  10. ^ Mottershead, N (March 2006). "Hypnosis: removing the labour from birth.". The practising midwife 9 (3): 26–7, 29. PMID 16562656. 
  11. ^ Graves, Katharine (2012). The HypnoBirthing Book - An inspirational guide for a calm, confident, natural birth. ISBN 978-0-9571445-0-7. 
  12. ^ Odent, Michel; Dick-Read, Grantly (2004). Childbirth without fear: the principles and practice of natural childbirth. Pinter & Martin. ISBN 0-9530964-6-7. [page needed]
  13. ^ Cyna, A. M.; McAuliffe, G. L.; Andrew, M. I. (2004). "Hypnosis for pain relief in labour and childbirth: A systematic review". British Journal of Anaesthesia 93 (4): 505–511. doi:10.1093/bja/aeh225. PMID 15277295.  edit
  14. ^ Sado, M.; Ota, E.; Stickley, A.; Mori, R. (2012). "Hypnosis during pregnancy, childbirth, and the postnatal period for preventing postnatal depression". In Sado, Mitsuhiro. "Cochrane Database of Systematic Reviews". Cochrane database of systematic reviews (Online) 6: CD009062. doi:10.1002/14651858.CD009062.pub2. PMID 22696381.  edit
  15. ^ Jones, L.; Othman, M.; Dowswell, T.; Alfirevic, Z.; Gates, S.; Newburn, M.; Jordan, S.; Lavender, T.; Neilson, J. P. (2012). "Pain management for women in labour: an overview of systematic reviews". In Neilson, James P. "Cochrane Database of Systematic Reviews". Cochrane database of systematic reviews (Online) 3: CD009234. doi:10.1002/14651858.CD009234.pub2. PMID 22419342.  edit
  16. ^ Eappen, Sunil; Robbins, Deborah (2002). "Nonpharmacological Means of Pain Relief for Labor and Delivery". International Anesthesiology Clinics 40 (4): 103–114. doi:10.1097/00004311-200210000-00009. 
  17. ^ a b c Phillips-Moore, Julie (2012). "Birthing outcomes from an Australian HypnoBirthing programme". British Journal of Midwifery 20 (8): 558–564. 
  18. ^ Jones, Shirley (2008). "HypnoBirthing. The breakthrough approach to safer, easier, comfortable birthing". British Journal of Midwifery 16 (10): 694 – 694. 
  19. ^ ^ Graves, Katharine (2012). "The HypnoBirthing Book. An inspirational guide for a calm, confident, natural birth." ISBN 978-0-9571445-0-7.
  20. ^ Jones, Shirley (2008). "HypnoBirthing.

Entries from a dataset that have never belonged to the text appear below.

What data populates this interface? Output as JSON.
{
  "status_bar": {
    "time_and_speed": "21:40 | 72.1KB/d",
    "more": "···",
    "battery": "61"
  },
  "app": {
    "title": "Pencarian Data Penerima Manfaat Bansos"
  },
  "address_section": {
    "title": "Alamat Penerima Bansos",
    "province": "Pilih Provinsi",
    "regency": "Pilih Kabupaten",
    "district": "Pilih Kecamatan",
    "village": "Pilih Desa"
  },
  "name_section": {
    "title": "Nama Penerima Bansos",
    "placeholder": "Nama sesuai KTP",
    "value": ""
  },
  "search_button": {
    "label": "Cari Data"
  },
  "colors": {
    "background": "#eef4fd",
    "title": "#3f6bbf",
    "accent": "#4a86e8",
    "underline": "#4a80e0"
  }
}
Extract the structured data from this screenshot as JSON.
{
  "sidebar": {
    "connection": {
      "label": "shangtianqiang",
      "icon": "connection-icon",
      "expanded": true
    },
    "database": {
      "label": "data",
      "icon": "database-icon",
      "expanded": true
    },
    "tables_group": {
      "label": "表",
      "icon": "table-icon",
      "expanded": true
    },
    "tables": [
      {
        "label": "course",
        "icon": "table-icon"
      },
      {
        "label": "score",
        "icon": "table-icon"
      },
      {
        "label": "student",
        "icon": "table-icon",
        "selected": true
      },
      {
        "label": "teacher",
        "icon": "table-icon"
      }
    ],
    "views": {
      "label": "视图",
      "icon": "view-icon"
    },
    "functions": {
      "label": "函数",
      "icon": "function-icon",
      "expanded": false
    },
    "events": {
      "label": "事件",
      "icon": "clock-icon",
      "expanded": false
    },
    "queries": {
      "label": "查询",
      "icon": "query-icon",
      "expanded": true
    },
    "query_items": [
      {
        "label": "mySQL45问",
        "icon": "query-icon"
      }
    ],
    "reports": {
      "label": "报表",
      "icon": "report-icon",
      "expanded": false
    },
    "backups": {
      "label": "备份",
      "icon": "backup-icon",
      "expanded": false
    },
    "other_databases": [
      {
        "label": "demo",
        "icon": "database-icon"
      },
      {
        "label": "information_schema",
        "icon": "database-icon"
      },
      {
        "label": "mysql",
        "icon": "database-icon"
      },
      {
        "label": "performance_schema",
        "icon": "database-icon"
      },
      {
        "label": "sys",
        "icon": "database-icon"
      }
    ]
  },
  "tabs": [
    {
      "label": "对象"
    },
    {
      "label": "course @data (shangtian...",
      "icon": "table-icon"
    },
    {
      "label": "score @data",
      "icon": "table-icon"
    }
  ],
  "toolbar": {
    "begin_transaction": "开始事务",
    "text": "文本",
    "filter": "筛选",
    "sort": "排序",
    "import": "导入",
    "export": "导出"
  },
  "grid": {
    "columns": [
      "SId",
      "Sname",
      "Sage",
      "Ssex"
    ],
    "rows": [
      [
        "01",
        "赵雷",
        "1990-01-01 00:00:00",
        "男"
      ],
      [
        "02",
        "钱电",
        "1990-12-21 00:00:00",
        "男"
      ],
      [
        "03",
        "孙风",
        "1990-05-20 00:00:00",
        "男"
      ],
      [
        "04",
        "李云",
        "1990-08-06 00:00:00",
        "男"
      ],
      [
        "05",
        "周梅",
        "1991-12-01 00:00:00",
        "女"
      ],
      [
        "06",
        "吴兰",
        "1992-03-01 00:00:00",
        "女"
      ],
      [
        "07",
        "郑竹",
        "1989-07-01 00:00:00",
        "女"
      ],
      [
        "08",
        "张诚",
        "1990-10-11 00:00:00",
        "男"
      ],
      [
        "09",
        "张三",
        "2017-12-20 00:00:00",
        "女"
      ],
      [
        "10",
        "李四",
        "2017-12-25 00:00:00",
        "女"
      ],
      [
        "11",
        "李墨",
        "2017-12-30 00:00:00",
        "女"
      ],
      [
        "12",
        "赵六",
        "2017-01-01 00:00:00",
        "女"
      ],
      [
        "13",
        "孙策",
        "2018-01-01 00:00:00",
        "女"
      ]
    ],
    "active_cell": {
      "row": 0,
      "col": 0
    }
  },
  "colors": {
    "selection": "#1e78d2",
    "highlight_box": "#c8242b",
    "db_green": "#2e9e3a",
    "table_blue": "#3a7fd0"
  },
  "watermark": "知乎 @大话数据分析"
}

The breakthrough approach to safer, easier, comfortable birthing". British Journal of Midwifery 16 (10): 694 – 694. 
  21. ^ "Hypnobirthing practitioner from". 
  22. ^ [=http://www.hypnobirthingcanada.com/en-hnquestions.html "Q&A rate of class"]. 
  23. ^ Fenwick, J., Gamble, J., Nathan, E., Bayes, S., & Hauck, Y. (2009). Pre- and postpartum levels of childbirth fear and the relationship to birth outcomes in a cohort of Australian women. Journal Of Clinical Nursing, 18(5), 667-677. doi:10.1111/j.1365-2702.2008.02568.x
  24. ^ Greer, J., Lazenbatt, A., & Dunne, L. (2014). ‘Fear of childbirth’ and ways of coping for pregnant women and their partners during the birthing process: a salutogenic analysis. Evidence Based Midwifery, 12(3), 95-100.